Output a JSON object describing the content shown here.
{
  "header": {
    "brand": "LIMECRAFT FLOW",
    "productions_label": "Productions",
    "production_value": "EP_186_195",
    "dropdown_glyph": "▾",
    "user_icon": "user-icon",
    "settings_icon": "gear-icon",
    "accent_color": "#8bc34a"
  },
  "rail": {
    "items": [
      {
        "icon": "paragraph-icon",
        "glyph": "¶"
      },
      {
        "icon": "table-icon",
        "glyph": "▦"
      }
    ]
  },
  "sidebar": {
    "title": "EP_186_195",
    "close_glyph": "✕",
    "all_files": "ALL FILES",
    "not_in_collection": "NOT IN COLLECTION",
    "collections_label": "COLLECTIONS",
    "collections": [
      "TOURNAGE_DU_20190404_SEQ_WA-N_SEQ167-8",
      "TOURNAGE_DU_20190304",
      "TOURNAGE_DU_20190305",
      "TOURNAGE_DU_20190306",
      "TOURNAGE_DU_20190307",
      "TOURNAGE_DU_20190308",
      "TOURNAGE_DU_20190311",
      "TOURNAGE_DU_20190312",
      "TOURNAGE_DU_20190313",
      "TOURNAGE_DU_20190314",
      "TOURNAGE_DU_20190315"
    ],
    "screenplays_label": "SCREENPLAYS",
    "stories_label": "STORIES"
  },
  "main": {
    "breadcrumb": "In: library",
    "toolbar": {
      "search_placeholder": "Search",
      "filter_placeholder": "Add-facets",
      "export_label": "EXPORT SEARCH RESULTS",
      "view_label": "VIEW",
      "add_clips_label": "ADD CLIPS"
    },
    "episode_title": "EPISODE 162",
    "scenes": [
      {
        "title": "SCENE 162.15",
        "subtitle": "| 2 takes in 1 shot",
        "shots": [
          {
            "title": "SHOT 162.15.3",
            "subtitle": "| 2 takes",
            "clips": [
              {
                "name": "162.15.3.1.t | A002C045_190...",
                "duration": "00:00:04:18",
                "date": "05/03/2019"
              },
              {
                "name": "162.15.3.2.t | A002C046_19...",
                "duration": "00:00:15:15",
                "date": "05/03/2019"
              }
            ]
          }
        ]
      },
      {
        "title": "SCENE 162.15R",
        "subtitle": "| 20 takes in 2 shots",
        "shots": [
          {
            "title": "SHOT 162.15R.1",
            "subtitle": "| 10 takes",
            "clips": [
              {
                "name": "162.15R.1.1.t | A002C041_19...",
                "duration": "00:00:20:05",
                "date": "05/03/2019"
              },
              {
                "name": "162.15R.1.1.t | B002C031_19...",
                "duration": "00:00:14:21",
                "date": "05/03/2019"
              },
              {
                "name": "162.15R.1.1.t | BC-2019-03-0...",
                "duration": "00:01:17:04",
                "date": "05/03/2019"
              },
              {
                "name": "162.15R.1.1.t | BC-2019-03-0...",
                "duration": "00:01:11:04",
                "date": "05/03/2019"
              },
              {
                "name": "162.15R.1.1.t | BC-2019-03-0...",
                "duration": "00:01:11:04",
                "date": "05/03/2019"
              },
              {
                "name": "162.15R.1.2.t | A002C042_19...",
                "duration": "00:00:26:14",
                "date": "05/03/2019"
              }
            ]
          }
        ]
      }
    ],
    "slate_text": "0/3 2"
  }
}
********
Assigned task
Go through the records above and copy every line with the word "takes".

Task result
        "subtitle": "| 2 takes in 1 shot",
            "subtitle": "| 2 takes",
        "subtitle": "| 20 takes in 2 shots",
            "subtitle": "| 10 takes",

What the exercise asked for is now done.